By Elisa Wood
Aug. 4, 2011
Talk about a light bulb moment.
A professor of engineering at Edinburgh University recently demonstrated for the first time to a wide audience his technology that uses common every day lights to transmit data.
Harald Haas streamed a video through a desk lamp at Ted Global 2011at Scotland’s Edinburgh International Conference Center in July.
If commercialized, the technology not only creates a vast new application for light, but also dramatically expands our now limited wireless capacity. Imagine downloading your email from any of the14 billion light bulbs installed in the world.
Haas’ technology swaps out our current way of transmitting data – through radio frequency – with a new approach using visible light from LED light bulbs. This is significant because we are running out of radio frequency spectrum as our appetite for wireless communication grows, Haas says. The visible light spectrum, on the other hand, is enormous, with about 10,000 times more capacity than radio frequency. Using light instead of radio frequency would give us a lot more capacity for our cell phones, wireless computers and other devices.
The energy implications are even more interesting.
First, the technology creates a new impetus for switching from incandescent light bulbs to LEDs. Until now, LED champions have argued their cause based on the light bulb’s energy efficiency. It’s a good argument, but not one that always motivates the consumer. With Haas’ technology the LED takes on new importance. LED lights are necessary because they contain a semi-conductor; incandescent light bulbs do not.
Second, the whole process of transmitting data through light is more energy efficient than using radio frequency, according to Haas. Think of it this way. We have 1.4 million cellular masts, or base stations, that now allow us to transmit data through our 5 billion cell phones worldwide. These base stations use a lot of energy, particularly for cooling, operating at only a five percent efficiency level, according to Haas. What if instead we transmitted data through the 14 billion light bulbs already installed worldwide? Haas says he’s calculated the “energy budget” and found light-based data transmission to be so efficient, it is virtually free.

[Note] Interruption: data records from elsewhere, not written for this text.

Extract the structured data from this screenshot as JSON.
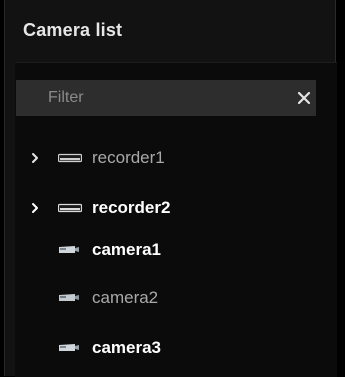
{
  "panel": {
    "title": "Camera list",
    "filter": {
      "placeholder": "Filter",
      "value": "",
      "clear_icon": "close-icon"
    }
  },
  "tree": {
    "items": [
      {
        "label": "recorder1",
        "type": "recorder",
        "expandable": true,
        "bold": false,
        "icon": "recorder-icon"
      },
      {
        "label": "recorder2",
        "type": "recorder",
        "expandable": true,
        "bold": true,
        "icon": "recorder-icon"
      },
      {
        "label": "camera1",
        "type": "camera",
        "expandable": false,
        "bold": true,
        "icon": "camera-icon"
      },
      {
        "label": "camera2",
        "type": "camera",
        "expandable": false,
        "bold": false,
        "icon": "camera-icon"
      },
      {
        "label": "camera3",
        "type": "camera",
        "expandable": false,
        "bold": true,
        "icon": "camera-icon"
      }
    ]
  },
  "colors": {
    "background": "#121212",
    "filter_background": "#2d2d2d",
    "text_bold": "#ffffff",
    "text_normal": "#a9a9a9"
  }
}
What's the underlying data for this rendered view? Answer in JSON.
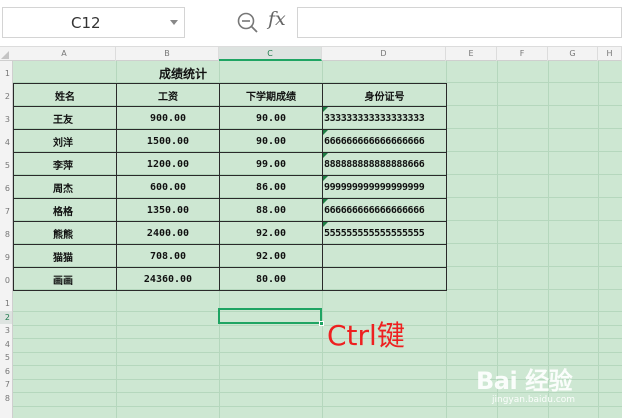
{
  "formula_bar": {
    "cell_ref": "C12",
    "fx_label": "fx",
    "formula": ""
  },
  "columns": [
    "A",
    "B",
    "C",
    "D",
    "E",
    "F",
    "G",
    "H"
  ],
  "selected_column": "C",
  "rows": [
    "1",
    "2",
    "3",
    "4",
    "5",
    "6",
    "7",
    "8",
    "9",
    "0",
    "1",
    "2",
    "3",
    "4",
    "5",
    "6",
    "7",
    "8"
  ],
  "selected_row_index": 11,
  "sheet": {
    "title": "成绩统计",
    "headers": [
      "姓名",
      "工资",
      "下学期成绩",
      "身份证号"
    ],
    "records": [
      [
        "王友",
        "900.00",
        "90.00",
        "333333333333333333"
      ],
      [
        "刘洋",
        "1500.00",
        "90.00",
        "666666666666666666"
      ],
      [
        "李萍",
        "1200.00",
        "99.00",
        "888888888888888666"
      ],
      [
        "周杰",
        "600.00",
        "86.00",
        "999999999999999999"
      ],
      [
        "格格",
        "1350.00",
        "88.00",
        "666666666666666666"
      ],
      [
        "熊熊",
        "2400.00",
        "92.00",
        "555555555555555555"
      ],
      [
        "猫猫",
        "708.00",
        "92.00",
        ""
      ],
      [
        "画画",
        "24360.00",
        "80.00",
        ""
      ]
    ]
  },
  "annotation": "Ctrl键",
  "watermark": {
    "main": "Bai 经验",
    "sub": "jingyan.baidu.com"
  },
  "colors": {
    "sheet_bg": "#cde7d2",
    "selection": "#1fa463",
    "annotation": "#ee2020"
  }
}
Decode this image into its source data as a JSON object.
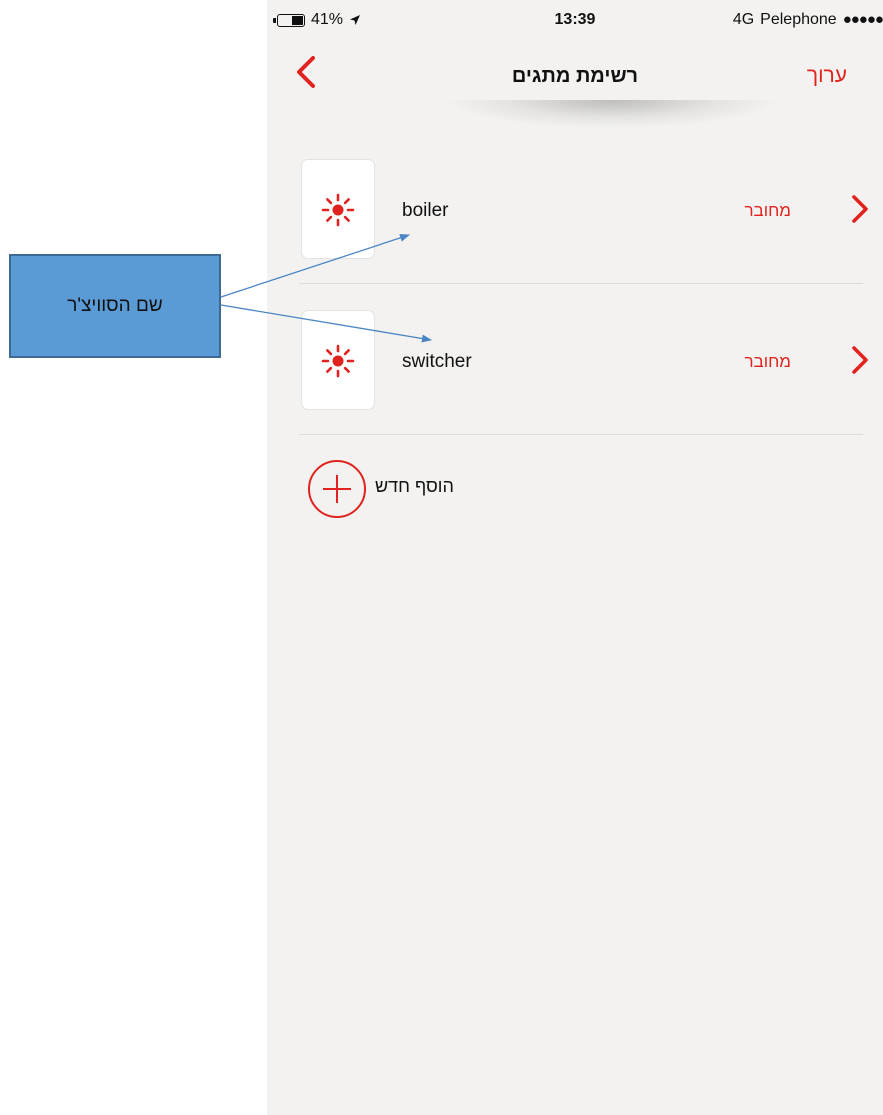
{
  "status_bar": {
    "battery": "41%",
    "battery_level": 0.41,
    "time": "13:39",
    "network": "4G",
    "carrier": "Pelephone",
    "signal_dots": "●●●●●"
  },
  "nav": {
    "title": "רשימת מתגים",
    "edit_label": "ערוך",
    "back_icon": "chevron-left-icon"
  },
  "devices": [
    {
      "name": "boiler",
      "status": "מחובר",
      "icon": "sun-icon"
    },
    {
      "name": "switcher",
      "status": "מחובר",
      "icon": "sun-icon"
    }
  ],
  "add_new": {
    "label": "הוסף חדש",
    "icon": "plus-circle-icon"
  },
  "annotation": {
    "text": "שם הסוויצ'ר"
  },
  "colors": {
    "accent": "#e0231f",
    "background": "#f3f2f0",
    "callout_fill": "#5b9bd5",
    "callout_border": "#3c6a94",
    "arrow": "#4a86c5"
  }
}
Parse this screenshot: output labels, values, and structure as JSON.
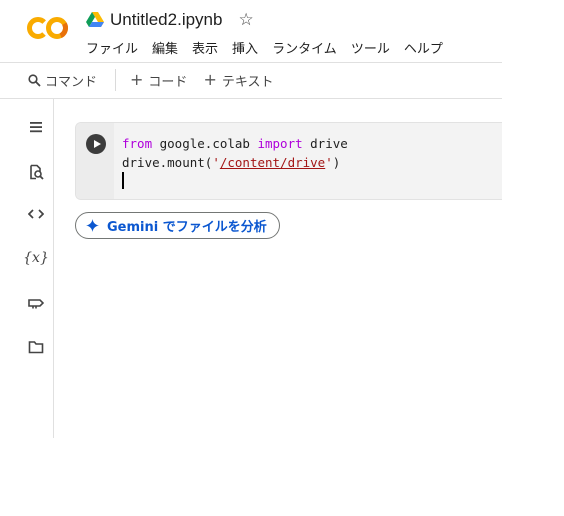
{
  "app": {
    "logo_text": "CO",
    "doc_title": "Untitled2.ipynb",
    "brand_colors": {
      "orange": "#f9ab00",
      "accent": "#0b57d0"
    }
  },
  "menu": [
    "ファイル",
    "編集",
    "表示",
    "挿入",
    "ランタイム",
    "ツール",
    "ヘルプ"
  ],
  "toolbar": {
    "command_label": "コマンド",
    "code_label": "コード",
    "text_label": "テキスト"
  },
  "sidebar": {
    "icons": [
      "menu-icon",
      "search-icon",
      "code-snippets-icon",
      "variables-icon",
      "secrets-key-icon",
      "folder-icon"
    ],
    "variables_glyph": "{x}"
  },
  "cell": {
    "line1": {
      "kw1": "from",
      "module": " google.colab ",
      "kw2": "import",
      "name": " drive"
    },
    "line2": {
      "prefix": "drive.mount(",
      "q1": "'",
      "path": "/content/drive",
      "q2": "'",
      "suffix": ")"
    }
  },
  "gemini": {
    "label": "Gemini でファイルを分析"
  }
}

“It should be so cheap that it’s everywhere. Using the visible light spectrum, which comes for free, you can piggy-back existing wireless services on the back of lighting equipment,” he says.
The technology offers some other advantages as well, particularly privacy, convenience and health assurances.
Light is more secure than radio waves. Light does not penetrate walls and radio waves do. So it appears that it would much more difficult to hack your calls via light wave than radio wave.
As for convenience, think of how you’re asked to switch off your computer on an airline, so that you don’t interfere with radio signals needed by the plane. If you were instead using the light above your seat to access the Internet, you could keep the computer on.
And last, for electric utilities, light-based transmission would eliminate customer concerns that smart meters placed on homes cause cancer. Industry research has not supported these claims. Nonetheless utility customers in some states, particularly California and Maine, have protested installation of smart meters, themselves an energy efficiency device.
How does Haas’ technology work? It all looks pretty simple. He switches on a desk lamp that uses a $3 LED light. The light beams into a hole to a receiver. The receiver detects small changes made in the light’s amplitude and converts those changes into an electronic signal. Voila! A streaming video, showing flowers opening, appears on a nearby screen. To stop the video, Haas simply passes his hand in front of the light.
Haas hopes to see the necessary microchip fitted into every lighting device: household lights, street lamps, cell phones, overhead lights on planes, traffic lights. Of course, the road to commercialization trips up many potential technologies. And he’s still working on improving data speed. (He has achieved rates of 10 MBit/s per second and hopes to achieve and 100 MBit/s by the end of this year.) But this is one to watch. See his TED talk here.